Cloud Data Secured!
Once you understand how information is moving outside of the organisation, new behaviours are learnt (good or bad), from which the learnings can be applied to the underlying policies behind each persona. For example, if during the cloud services discovery individuals were found to be sharing information through an external service, let’s assume Google Drive, and they were doing so to collaborate, and the information being collaborated on is sensitive and introduces potential risk, you are now aware of this, and as a result, there is the ability to remove the risk by blocking, or marking Google Drive as “unsanctioned”.
This stops the external problem immediately, however, the sensitivity of the information which was available to be shared should be understood to ensure data inside the organisation is protected, and classifications put in place with labels to prevent any such breach in policy moving forward. With classification and labelling in place, information protection policies are applied as information flows through the organisation, once the policy is in place, and the same sharing scenario is attempted, access to google drive is denied, and alerts are created back to the user letting them know they are in breach of a classification policy which in itself will drive a shift in behaviour from individuals and help the business achieve and maintain compliance requirements or standards.

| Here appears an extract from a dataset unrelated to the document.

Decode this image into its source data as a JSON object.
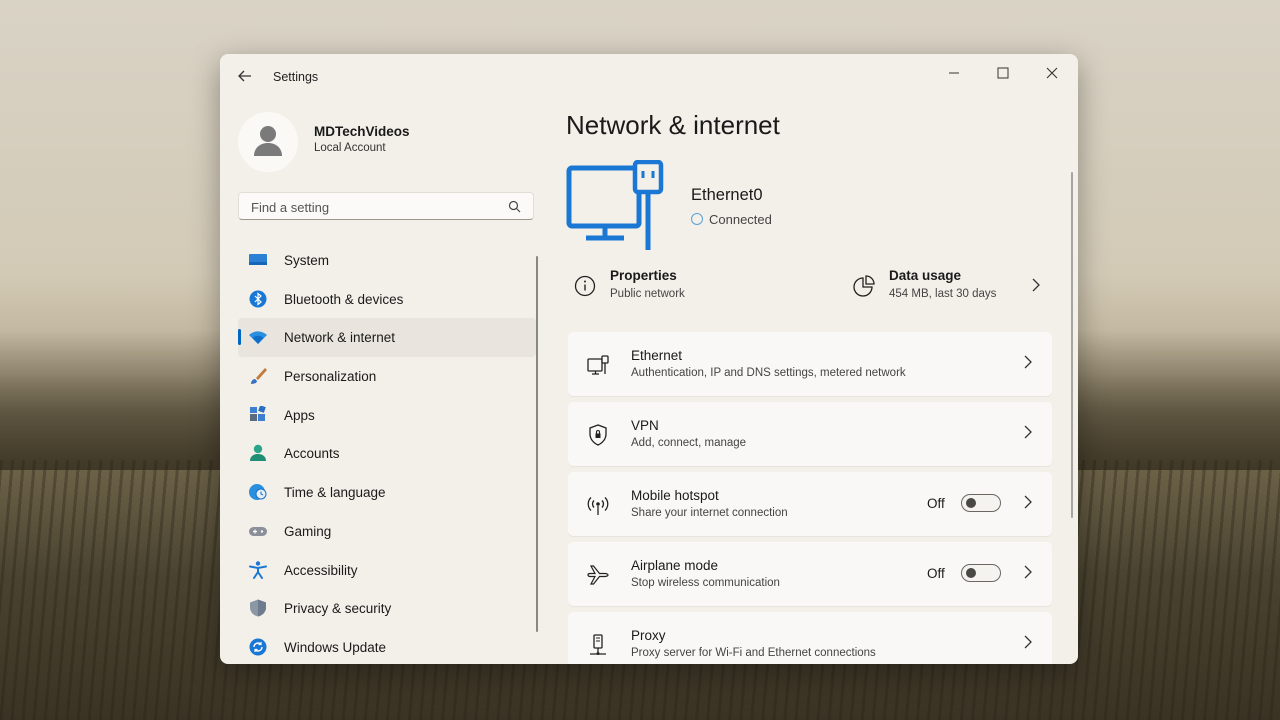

Achieving effective information protection policy goes a long way to meeting compliance standards and with people, devices, cloud data, and information secured, it is often assumed all bases are covered. However, not quite yet, to retain compliance, you must pass through an Audit, which could be planned or random. One of the biggest challenges with being “Audit Ready” is being able to get access to the information requested by the auditor in a timely fashion, or worst case, not being able to get the information requested at all.
One of the hottest areas for auditors is information governance, or who has access to what information and why. In most cases, file access is granted based on membership to certain security groups and is an action performed by individuals in IT. The challenge with this approach is the individuals involved are making decisions based on the request from the business, and the security groups available to them. IT individuals are not across the business functions and processes or more importantly the information created within each business unit, its sensitivity, and who “should” have access to it.
To satisfy an auditor, the key is to exhibit the ability to quickly show who has access to certain information, and the reason “why” they have access. Typically, IT attempts to respond to these requests with lists of Active Directory security groups and memberships, or with metadata tools which an auditor must trawl through. Information governance needs to be delivered in a manner where the “reason” and “duration” for access is captured at the time the information is shared. More importantly, the power to manage access needs to be back in the hands of the information owners who know best the sensitivity required and can apply classifications or labels and know exactly who has access to what and why.
Now when an auditor request comes in, it is easy to provide a report showing the data owner, location, individuals who have access, the reason why, and the duration for which access has been granted.
Secure workplace achieved!
In part two, I explore Why and How to implement a secure workplace.